Work required:
Leave the images out, and copy each of the records below exactly.

▬▬▬

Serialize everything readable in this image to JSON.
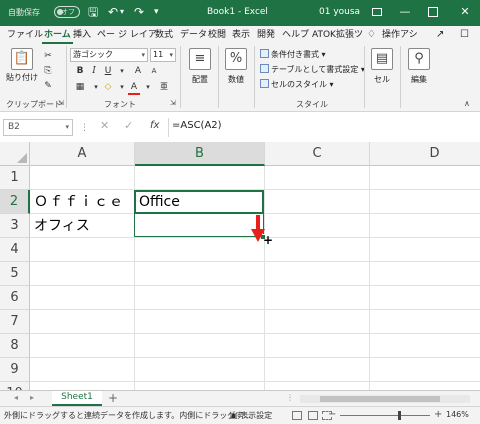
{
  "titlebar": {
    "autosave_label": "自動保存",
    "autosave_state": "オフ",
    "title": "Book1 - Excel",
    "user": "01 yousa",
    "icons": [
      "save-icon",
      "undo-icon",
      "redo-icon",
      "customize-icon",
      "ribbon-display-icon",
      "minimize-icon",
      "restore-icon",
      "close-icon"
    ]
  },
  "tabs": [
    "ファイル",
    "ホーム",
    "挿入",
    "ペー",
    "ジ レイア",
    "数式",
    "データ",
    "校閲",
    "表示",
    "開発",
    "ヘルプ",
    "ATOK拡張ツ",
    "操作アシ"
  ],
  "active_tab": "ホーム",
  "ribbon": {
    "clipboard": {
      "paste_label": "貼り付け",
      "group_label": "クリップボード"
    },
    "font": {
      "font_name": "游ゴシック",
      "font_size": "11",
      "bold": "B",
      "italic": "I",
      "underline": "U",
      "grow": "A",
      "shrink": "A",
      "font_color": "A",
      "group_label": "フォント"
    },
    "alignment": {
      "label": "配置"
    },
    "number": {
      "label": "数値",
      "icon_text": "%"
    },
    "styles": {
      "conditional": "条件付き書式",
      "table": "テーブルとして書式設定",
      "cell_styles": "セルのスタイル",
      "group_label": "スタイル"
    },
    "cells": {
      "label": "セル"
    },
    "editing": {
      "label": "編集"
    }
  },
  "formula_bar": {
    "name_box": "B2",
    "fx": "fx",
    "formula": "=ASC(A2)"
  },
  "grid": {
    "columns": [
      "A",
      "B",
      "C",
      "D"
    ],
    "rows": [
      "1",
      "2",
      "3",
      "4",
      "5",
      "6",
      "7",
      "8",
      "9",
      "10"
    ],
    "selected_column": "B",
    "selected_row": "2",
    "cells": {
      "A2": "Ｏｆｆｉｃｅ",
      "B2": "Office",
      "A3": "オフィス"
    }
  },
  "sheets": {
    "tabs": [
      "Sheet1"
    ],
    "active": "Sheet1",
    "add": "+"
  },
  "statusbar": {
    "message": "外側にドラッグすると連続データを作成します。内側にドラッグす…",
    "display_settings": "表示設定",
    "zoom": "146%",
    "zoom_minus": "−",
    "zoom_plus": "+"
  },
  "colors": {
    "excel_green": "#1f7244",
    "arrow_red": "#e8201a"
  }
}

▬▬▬

Response to this exercise:
Serialize everything readable in this image to JSON.
{
  "titlebar": {
    "autosave_label": "自動保存",
    "autosave_state": "オフ",
    "title": "Book1 - Excel",
    "user": "01 yousa",
    "icons": [
      "save-icon",
      "undo-icon",
      "redo-icon",
      "customize-icon",
      "ribbon-display-icon",
      "minimize-icon",
      "restore-icon",
      "close-icon"
    ]
  },
  "tabs": [
    "ファイル",
    "ホーム",
    "挿入",
    "ペー",
    "ジ レイア",
    "数式",
    "データ",
    "校閲",
    "表示",
    "開発",
    "ヘルプ",
    "ATOK拡張ツ",
    "操作アシ"
  ],
  "active_tab": "ホーム",
  "ribbon": {
    "clipboard": {
      "paste_label": "貼り付け",
      "group_label": "クリップボード"
    },
    "font": {
      "font_name": "游ゴシック",
      "font_size": "11",
      "bold": "B",
      "italic": "I",
      "underline": "U",
      "grow": "A",
      "shrink": "A",
      "font_color": "A",
      "group_label": "フォント"
    },
    "alignment": {
      "label": "配置"
    },
    "number": {
      "label": "数値",
      "icon_text": "%"
    },
    "styles": {
      "conditional": "条件付き書式",
      "table": "テーブルとして書式設定",
      "cell_styles": "セルのスタイル",
      "group_label": "スタイル"
    },
    "cells": {
      "label": "セル"
    },
    "editing": {
      "label": "編集"
    }
  },
  "formula_bar": {
    "name_box": "B2",
    "fx": "fx",
    "formula": "=ASC(A2)"
  },
  "grid": {
    "columns": [
      "A",
      "B",
      "C",
      "D"
    ],
    "rows": [
      "1",
      "2",
      "3",
      "4",
      "5",
      "6",
      "7",
      "8",
      "9",
      "10"
    ],
    "selected_column": "B",
    "selected_row": "2",
    "cells": {
      "A2": "Ｏｆｆｉｃｅ",
      "B2": "Office",
      "A3": "オフィス"
    }
  },
  "sheets": {
    "tabs": [
      "Sheet1"
    ],
    "active": "Sheet1",
    "add": "+"
  },
  "statusbar": {
    "message": "外側にドラッグすると連続データを作成します。内側にドラッグす…",
    "display_settings": "表示設定",
    "zoom": "146%",
    "zoom_minus": "−",
    "zoom_plus": "+"
  },
  "colors": {
    "excel_green": "#1f7244",
    "arrow_red": "#e8201a"
  }
}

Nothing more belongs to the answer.